than I am, I'm concerned by the fact this protocol runs over port 80
by default.  The litmus test in BCP 57 section 3 for reuse of port 80
is murky for this protocol (the first bullet is probably acceptable, but
I'm unsure of the second and third bullets).  Do organizations that punch
a hole in their firewall for port 80 always intend to have atom
publishing occurring?

Let me explain why I care about this issue.  In the email world, a large
number of SMTP servers with dubious security properties were widely
deployed.  As a result, the network security community decided to
run application-level firewalls on port 25.  Such proxies are the most
common cause of interoperability problems with SMTP, especially with
respect to options negotiation and in particular they often defeat
SMTP-level security features such as STARTTLS.

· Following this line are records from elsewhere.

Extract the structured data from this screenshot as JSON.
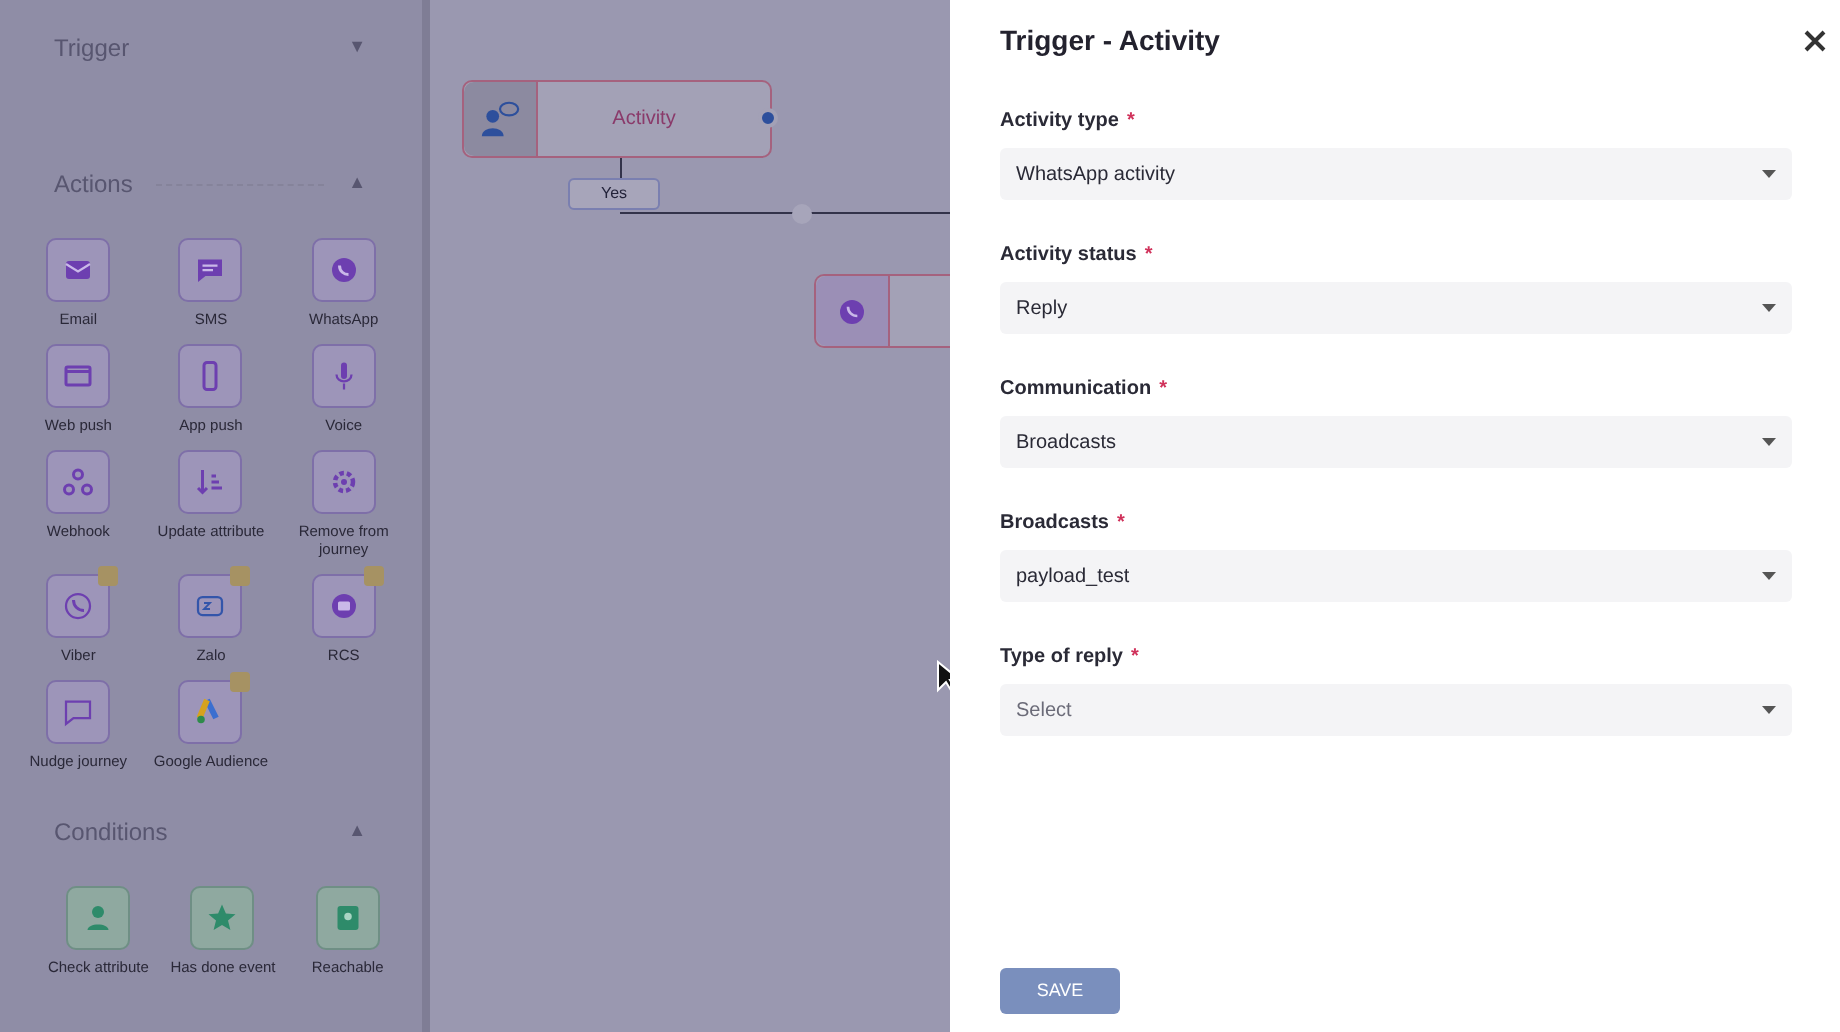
{
  "sidebar": {
    "sections": [
      {
        "title": "Trigger",
        "toggle": "▼"
      },
      {
        "title": "Actions",
        "toggle": "▲",
        "items": [
          {
            "label": "Email",
            "premium": false
          },
          {
            "label": "SMS",
            "premium": false
          },
          {
            "label": "WhatsApp",
            "premium": false
          },
          {
            "label": "Web push",
            "premium": false
          },
          {
            "label": "App push",
            "premium": false
          },
          {
            "label": "Voice",
            "premium": false
          },
          {
            "label": "Webhook",
            "premium": false
          },
          {
            "label": "Update attribute",
            "premium": false
          },
          {
            "label": "Remove from journey",
            "premium": false
          },
          {
            "label": "Viber",
            "premium": true
          },
          {
            "label": "Zalo",
            "premium": true
          },
          {
            "label": "RCS",
            "premium": true
          },
          {
            "label": "Nudge journey",
            "premium": false
          },
          {
            "label": "Google Audience",
            "premium": true
          }
        ]
      },
      {
        "title": "Conditions",
        "toggle": "▲",
        "items": [
          {
            "label": "Check attribute",
            "premium": false
          },
          {
            "label": "Has done event",
            "premium": false
          },
          {
            "label": "Reachable",
            "premium": false
          }
        ]
      }
    ]
  },
  "canvas": {
    "node": {
      "title": "Activity"
    },
    "branch": {
      "label": "Yes"
    }
  },
  "drawer": {
    "title": "Trigger - Activity",
    "fields": [
      {
        "label": "Activity type",
        "required_mark": "*",
        "value": "WhatsApp activity"
      },
      {
        "label": "Activity status",
        "required_mark": "*",
        "value": "Reply"
      },
      {
        "label": "Communication",
        "required_mark": "*",
        "value": "Broadcasts"
      },
      {
        "label": "Broadcasts",
        "required_mark": "*",
        "value": "payload_test"
      },
      {
        "label": "Type of reply",
        "required_mark": "*",
        "placeholder": "Select"
      }
    ],
    "button": {
      "label": "SAVE",
      "disabled": true
    }
  }
}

Furthermore, port 25 is now widely used for submission of spam,
something that was not considered at the time the protocol was designed.
The email community has been trying to separate submission from
transfer with port 587 so that separate security policies can be applied
to transfer and submission easily.  While this has had some success, it
is very difficult to introduce a new port later, but it's not difficult
to say "MUST try port X first, but feel free to use port 80 as a
fallback" when the protocol is first deployed.

I'm concerned that the extensive reuse of port 80 could lead to the
widespread deployment of disruptive application-level proxies that
could negatively impact all protocols on port 80.  Hopefully I'm wrong
that this is the likely outcome of the present reuse-port-80 trend, but
my concern is informed by past experience with port 25.

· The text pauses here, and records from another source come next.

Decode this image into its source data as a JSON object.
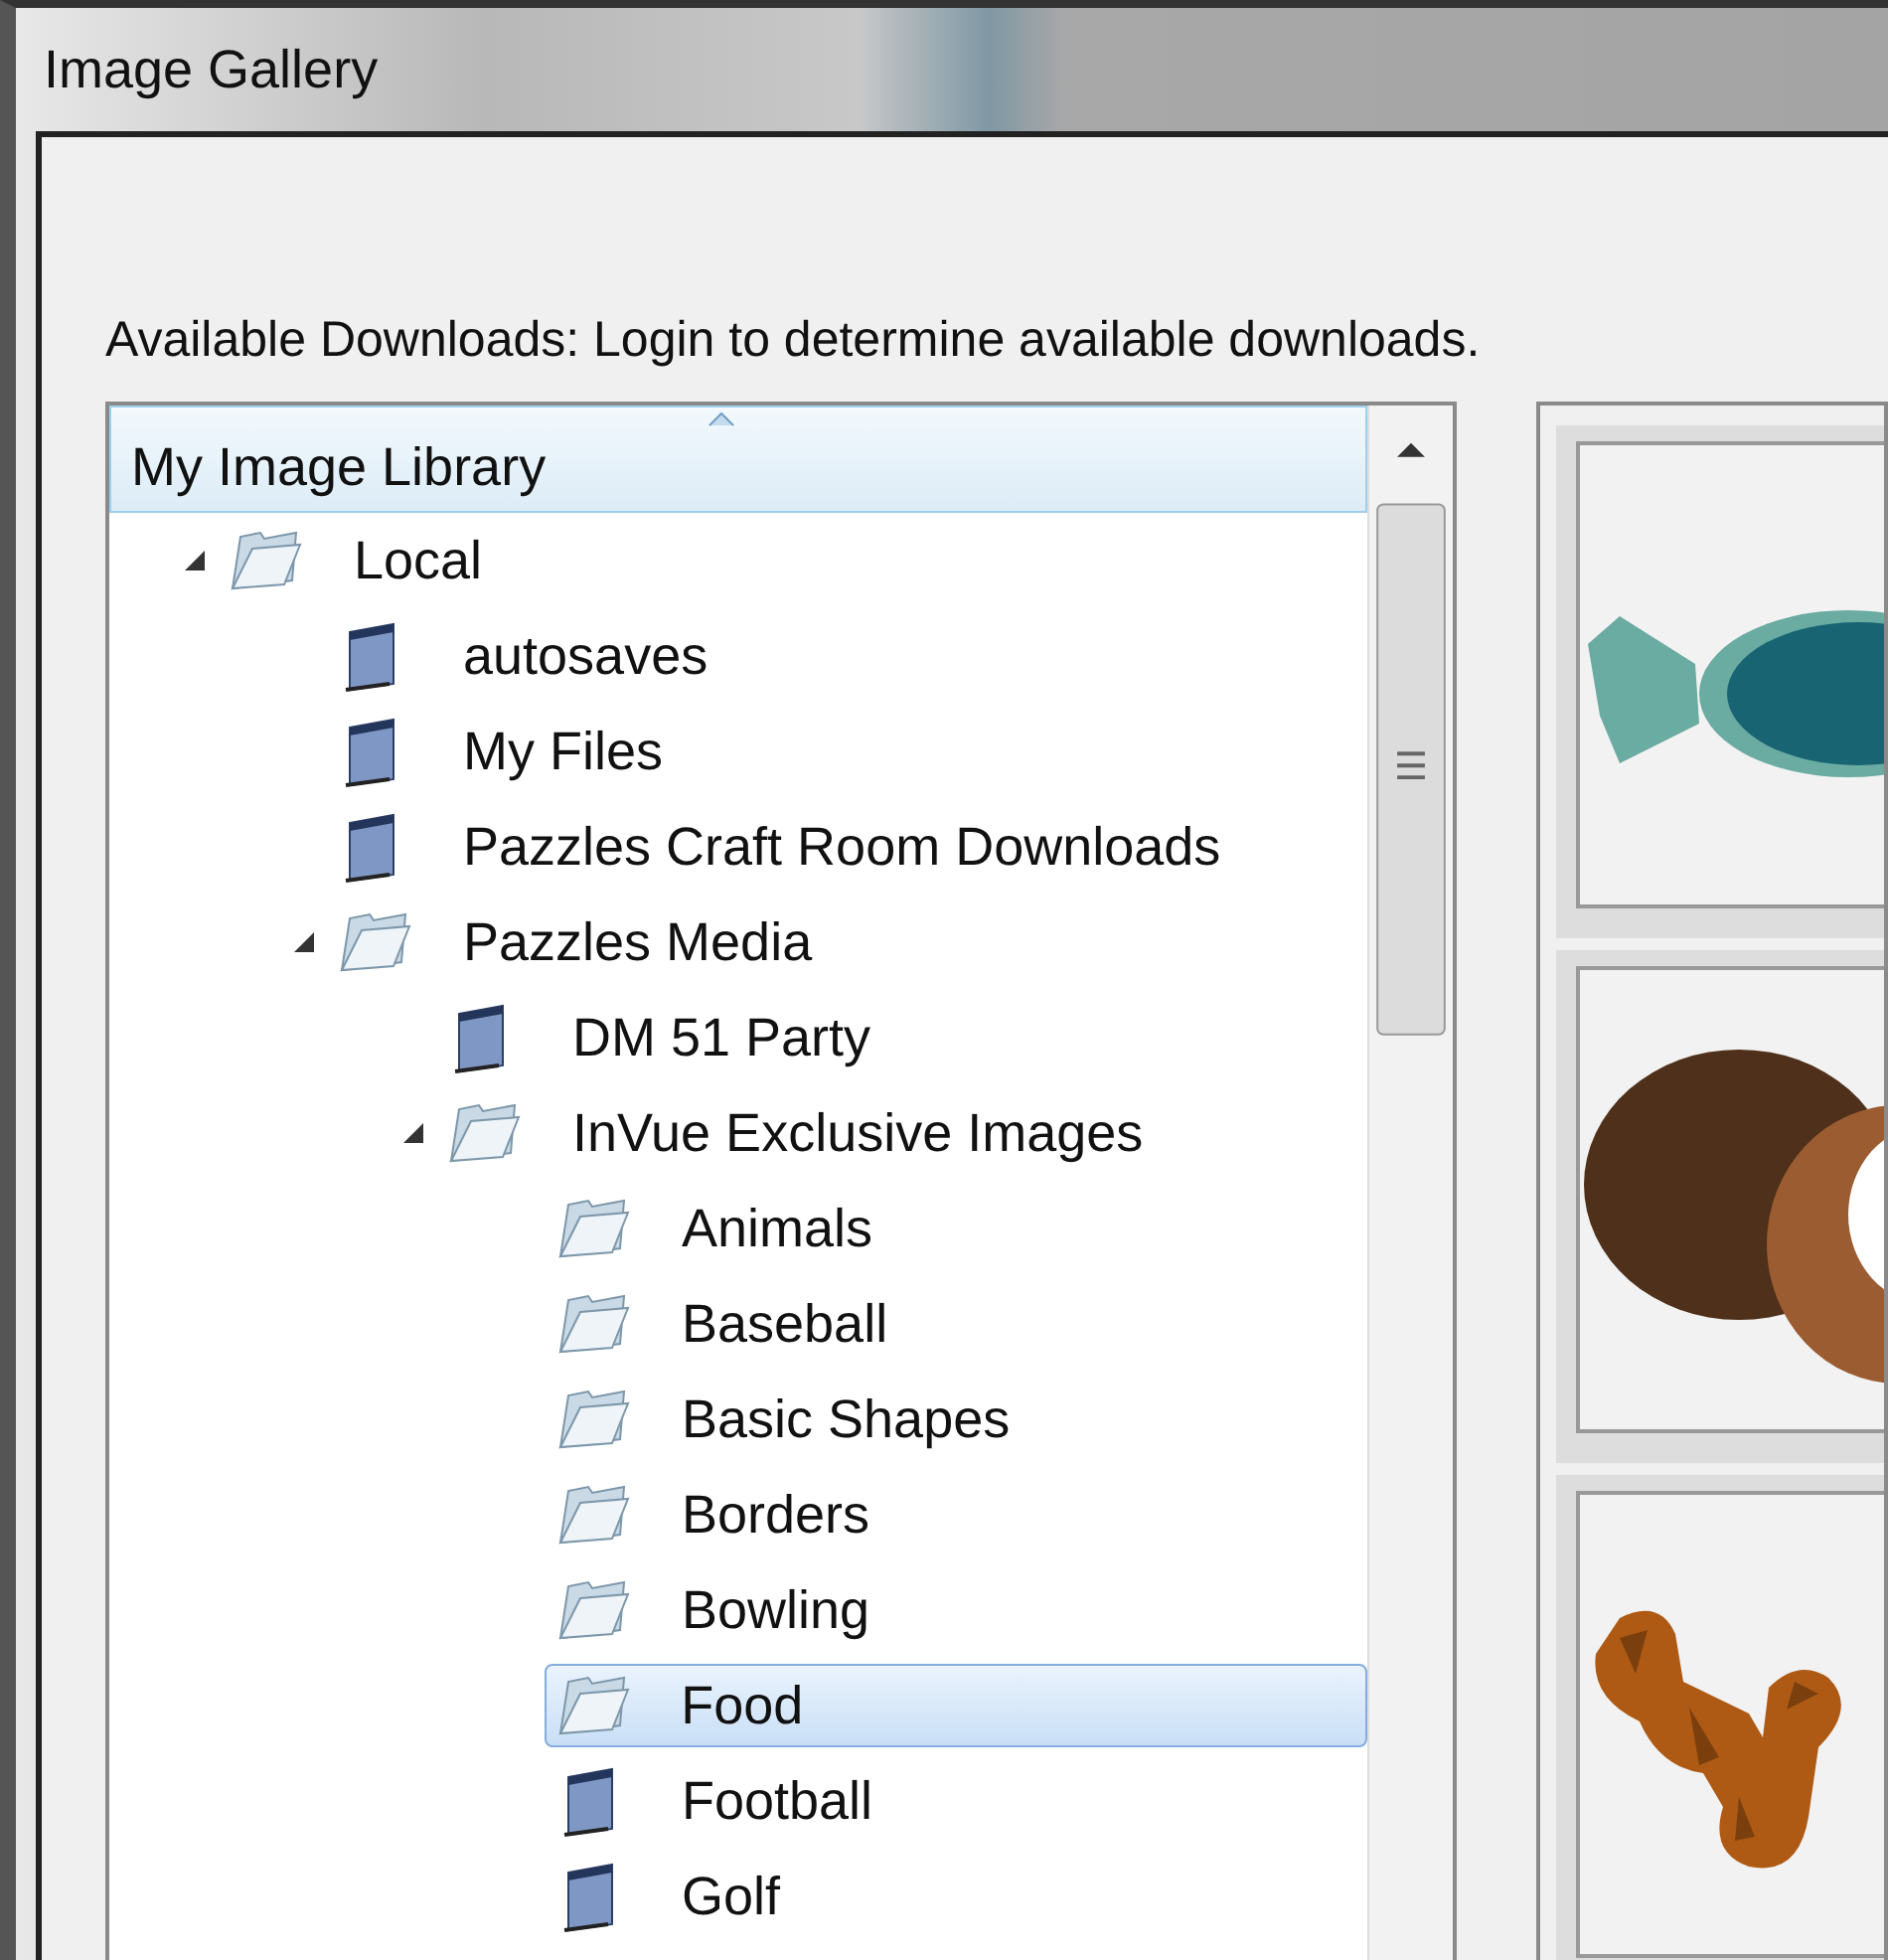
{
  "window": {
    "title": "Image Gallery"
  },
  "downloads_notice": "Available Downloads: Login to determine available downloads.",
  "tree": {
    "header": "My Image Library",
    "items": [
      {
        "label": "Local",
        "kind": "folder",
        "expanded": true,
        "selected": false,
        "children": [
          {
            "label": "autosaves",
            "kind": "library",
            "selected": false
          },
          {
            "label": "My Files",
            "kind": "library",
            "selected": false
          },
          {
            "label": "Pazzles Craft Room Downloads",
            "kind": "library",
            "selected": false
          },
          {
            "label": "Pazzles Media",
            "kind": "folder",
            "expanded": true,
            "selected": false,
            "children": [
              {
                "label": "DM 51 Party",
                "kind": "library",
                "selected": false
              },
              {
                "label": "InVue Exclusive Images",
                "kind": "folder",
                "expanded": true,
                "selected": false,
                "children": [
                  {
                    "label": "Animals",
                    "kind": "folder",
                    "selected": false
                  },
                  {
                    "label": "Baseball",
                    "kind": "folder",
                    "selected": false
                  },
                  {
                    "label": "Basic Shapes",
                    "kind": "folder",
                    "selected": false
                  },
                  {
                    "label": "Borders",
                    "kind": "folder",
                    "selected": false
                  },
                  {
                    "label": "Bowling",
                    "kind": "folder",
                    "selected": false
                  },
                  {
                    "label": "Food",
                    "kind": "folder",
                    "selected": true
                  },
                  {
                    "label": "Football",
                    "kind": "library",
                    "selected": false
                  },
                  {
                    "label": "Golf",
                    "kind": "library",
                    "selected": false
                  }
                ]
              }
            ]
          }
        ]
      }
    ]
  }
}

(Jon Peterson) No Objection

(Tim Polk) No Objection

(Mark Townsley) No Objection